Musically I told Jeff how I thought the critics missed the whose point of the "Guitar Shop" Lp even though it got him the Grammy. Beyond all the technical wizardry, which was heavily written about, if one listens closely there are more gutteral references to a Delta style Muddy Waters blues sound than on anything Jeff had done before. Jeff picked right up on that and said that's what he's all about, always trying to hide little familiar things in new music to challenge the audience to listen a little closer. I then asked who's idea it was to change "Goodbye Pork Pie Hat" right in the middle to a twelve bar blues format and he exclaimed, "that was my idea. Same concept, make the audience listen a little harder."
We had reached a state of mutual comfortableness in our conversation so I whipped out my walkman and cued up the comic strip (BBC comedy series produced by Beck mate Peter Richardson) "South Atlantic Raiders" episode where Jeff can be heard doing bits of "Where Were You" to a bolero beat.

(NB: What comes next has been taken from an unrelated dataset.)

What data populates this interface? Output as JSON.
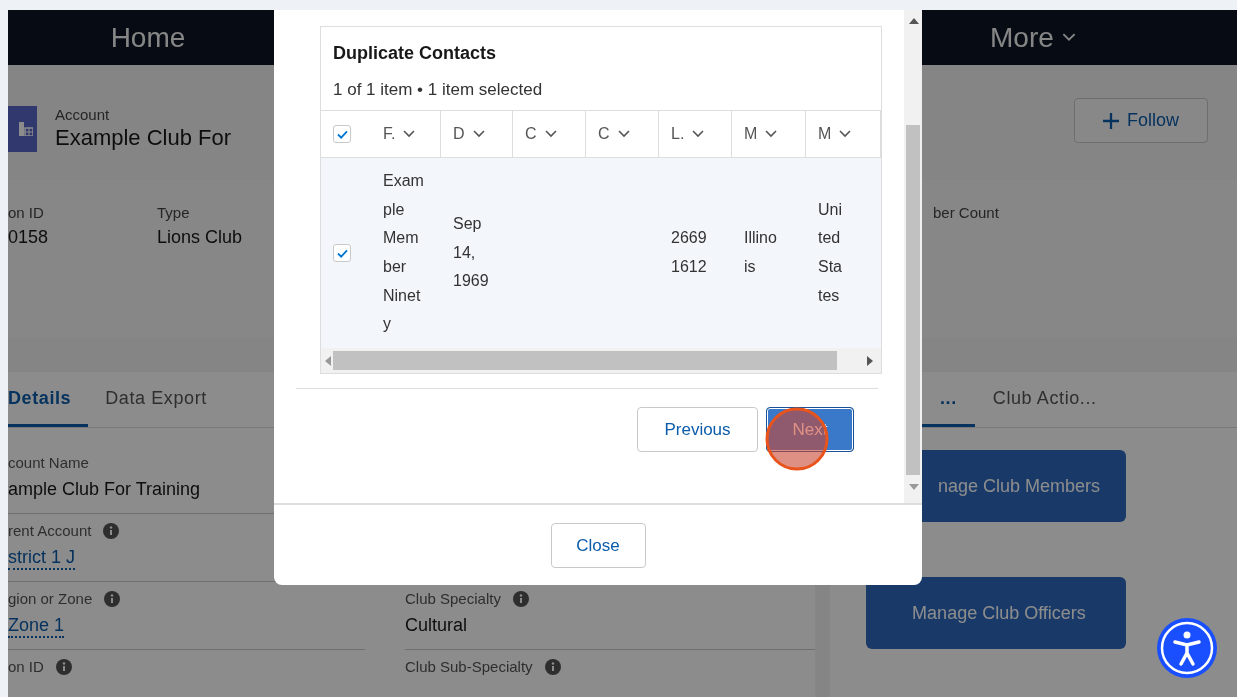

Jeff slid on the headphones and I turned on the machine but he said he couldn't hear anything. I told him the phones have an inline volume control. Jeff overslid the control a bit, which wasn't great for his tinnitus, and his head jerked back as he laughed. He listened for a minute and then proclaimed, "Yeah, that's just me and Tony (Hymas)." Alan was passing by now ever more frequently giving Jeff the polite nod that exiting time was near. Before he left he suddenly turned to me and said, "Dick you know everything so you've got to know this. I was over at McCartney's house along with George Martin two days before I came to the states. They're doing a fifty track Beatles tribute CD. I couldn't believe they were playing me tapes with John actually speaking with Paul in the studio. It was amazing." I thanked Jeff for the info and saw a great opportunity for a request I've sequestered for a long time. I told Jeff we'd like him to do a short Christmas greeting tape for his fans solely through the magazine. On the tape we'd like following that an exclusive unreleased track. (A cover of something so there wouldn't be any worry of another artist getting a hold of something and copyrighting it.) I offered "Wild Weekend", you know the one you did for the "Little Big League" soundtrack but wound up putting on "Walk Don't Run" instead. ('Wild Weekend' is a surf classic done originally by The Rockin' Rebels on Dick Clark's Swansong Records. The flip side of the original is the same song done to a cha-cha beat. Jeff recorded the song with Playboy's bassist Ian Jennings and new Playboy's drummer Mark Morgan who replaced Clive Deamer.) Jeff looked at me like I was from another planet at having known about the session and proceeded to ask, "you mean the one that goes like this?" (He proceeds to air guitar pick the hook from the song while humming the theme) I said, "Yeah, that's the one." Jeff immediately said, "Sure, yeah." Jeff then looked at my nine year old son, smiled, and asked who's he was. All pointed to me and Jeff let out this big smile and said, "That's great." Then just as fast as everything began, it was over. The band was whisked away back to the hotel and we left on whichever cloud Mick Jagger wasn't on.